Insurers face largest ever loss if Tokyo Olympics canceled
The board of the International Olympic Committee (IOC) will meet this week to determine a course of action. Both the IOC and Japanese organizers have stated that a second postponement is out of the question after postponing the 2020 Tokyo Games by 12 months. From today’s perspective, a complete cancellation seems increasingly likely.
While the event cancellation insurance market has already had a huge impact on the COVID-19 pandemic, Simon Henderson, executive director at Gallagher, told Reuters that the Olympic Games cancellation “would be by far the biggest [loss]. “He said,” The Olympics are a world championship, it’s a tennis tournament, it’s an athletics tournament. It floats, all rolled into one – definitely a big headache. “
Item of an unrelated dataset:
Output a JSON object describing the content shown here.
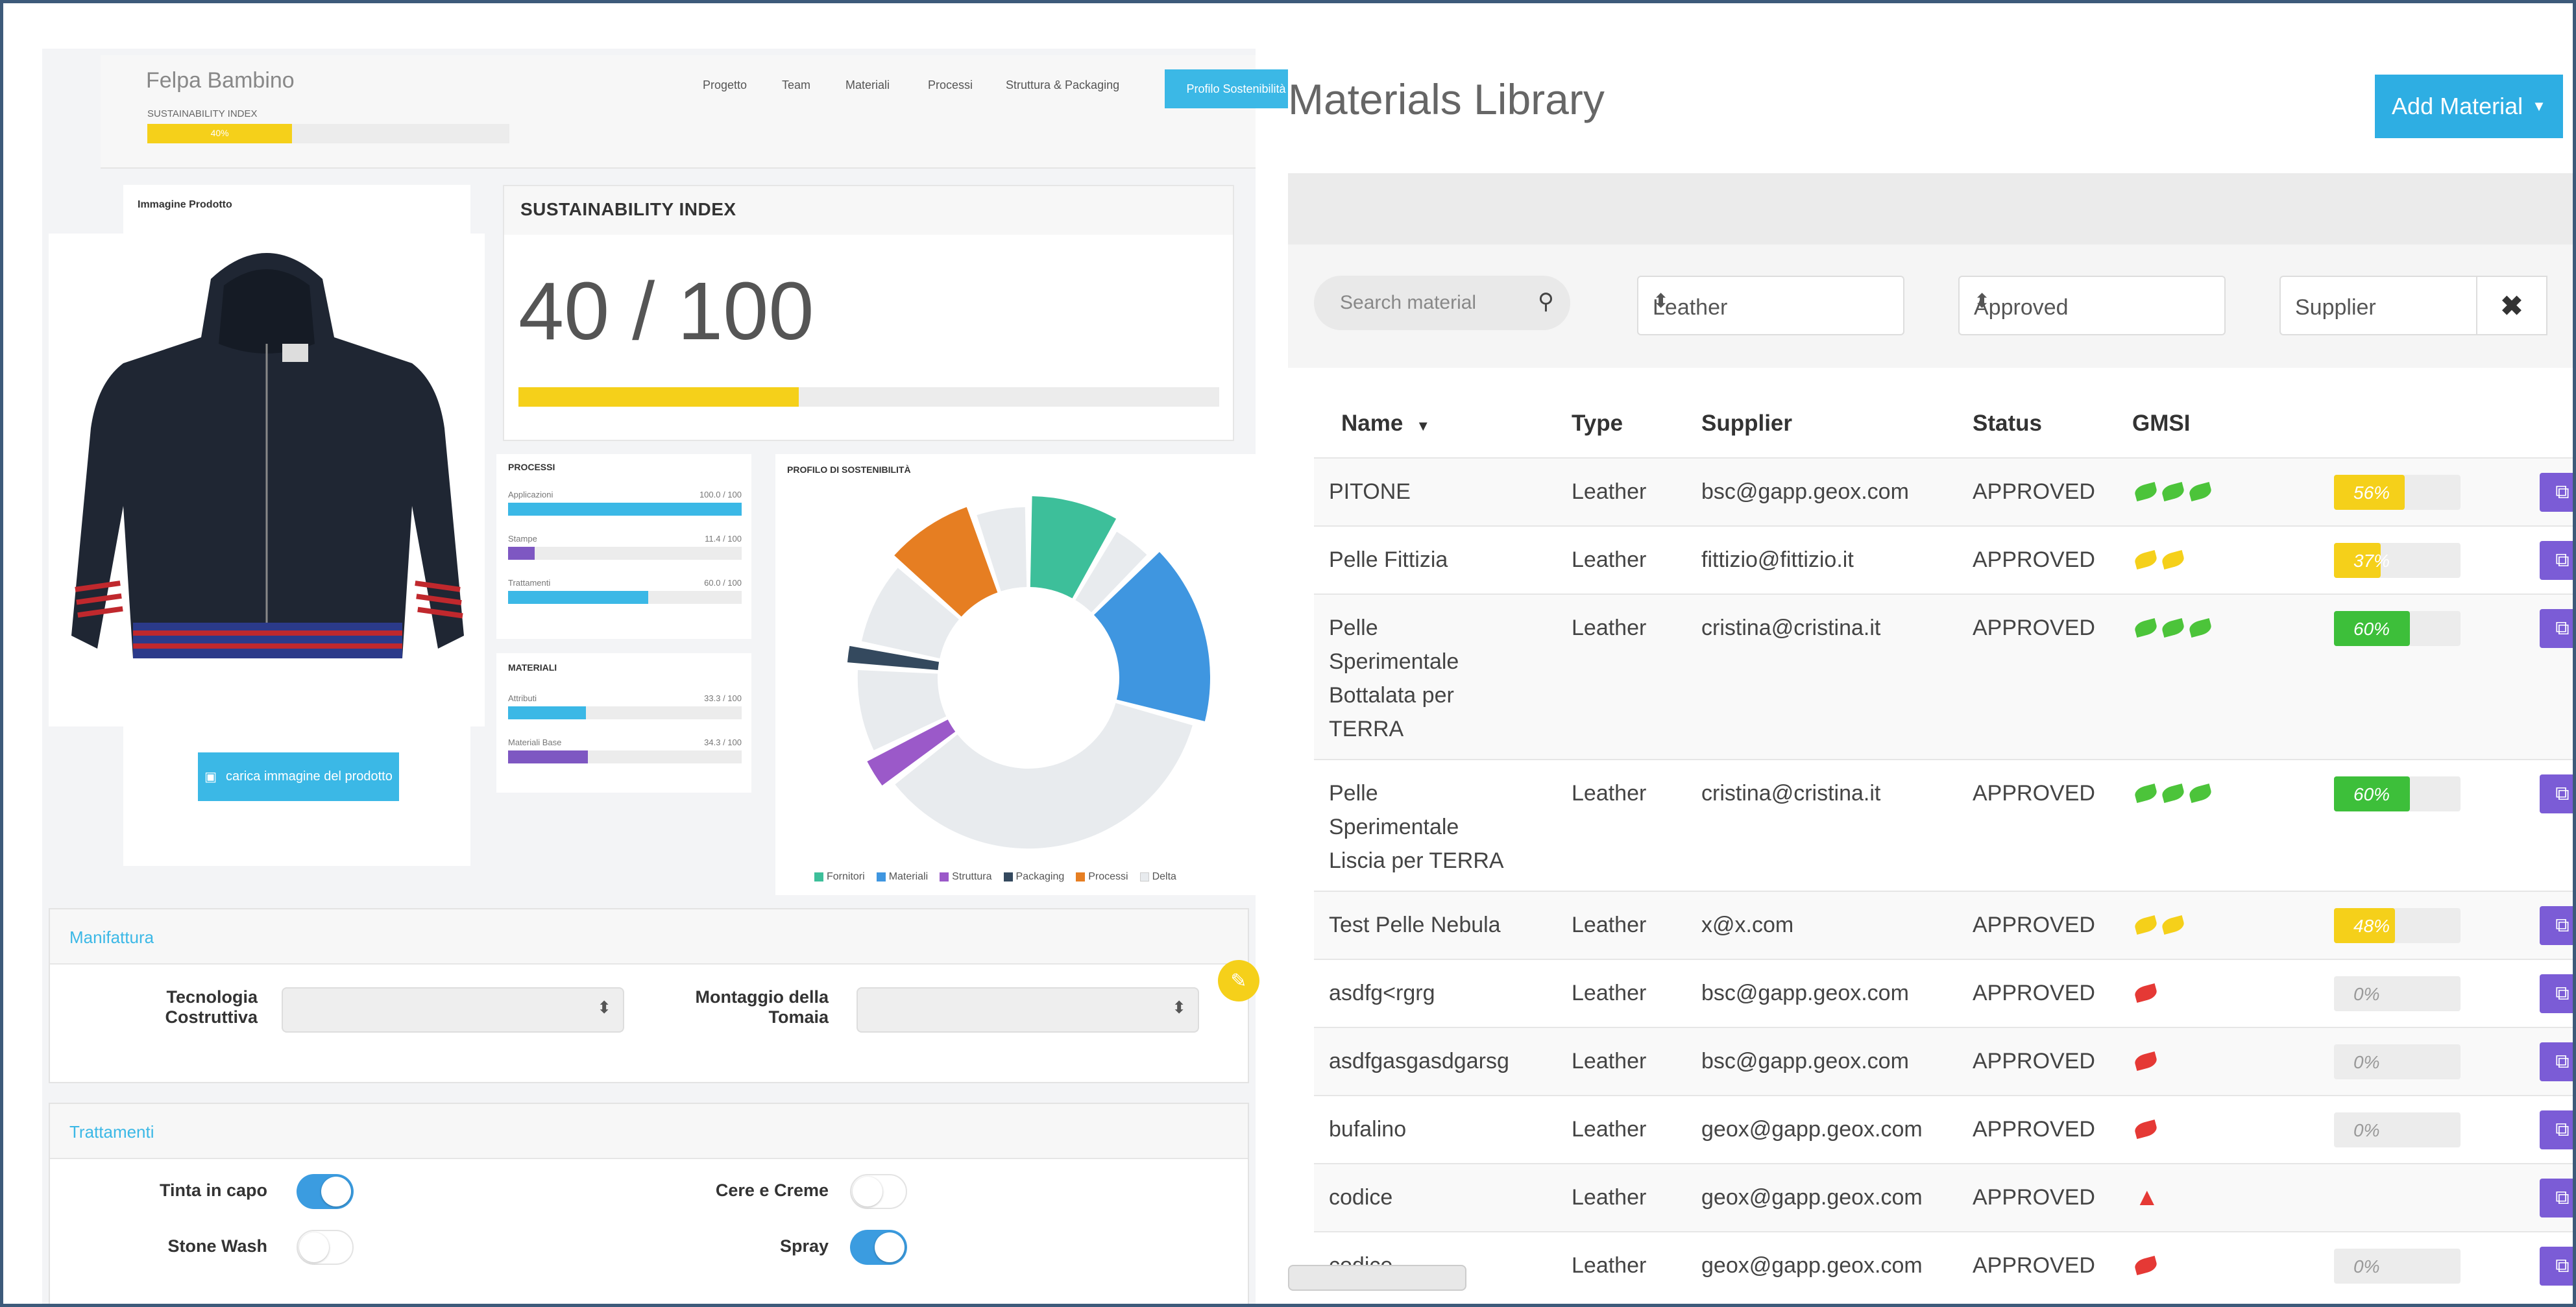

Jefferies analysts estimate the Tokyo Olympics will be insured for approximately $ 2 billion, plus another $ 600 million for hospitality.
Cancellation losses will come from multiple sources, not just from the IOC and the local organizing committee (with coverage of approximately $ 800 million and $ 650 million respectively), but also from broadcasters, sponsors, professional sports teams and the many others in the organization organizations involved games – many of which have already been able to claim some costs due to the postponement last year.
Tim Thornhill, director of Lloyd’s broker Tysers, told Reuters that there was “no rule of thumb” as to how much of the total insured value of an event could be claimed in the “postponement” section of an event cancellation. One thing is certain: if the Tokyo Olympics are canceled, the payouts will likely be much higher than those earmarked for the postponement.
According to Reuters, some of the insurers and reinsurers likely to take the biggest hits from a cancellation include Lloyd’s of London insurers, Munich Re (which allegedly has a $ 500 million exposure to the Tokyo Olympics) and Swiss Re (which has $ 250 million exposure).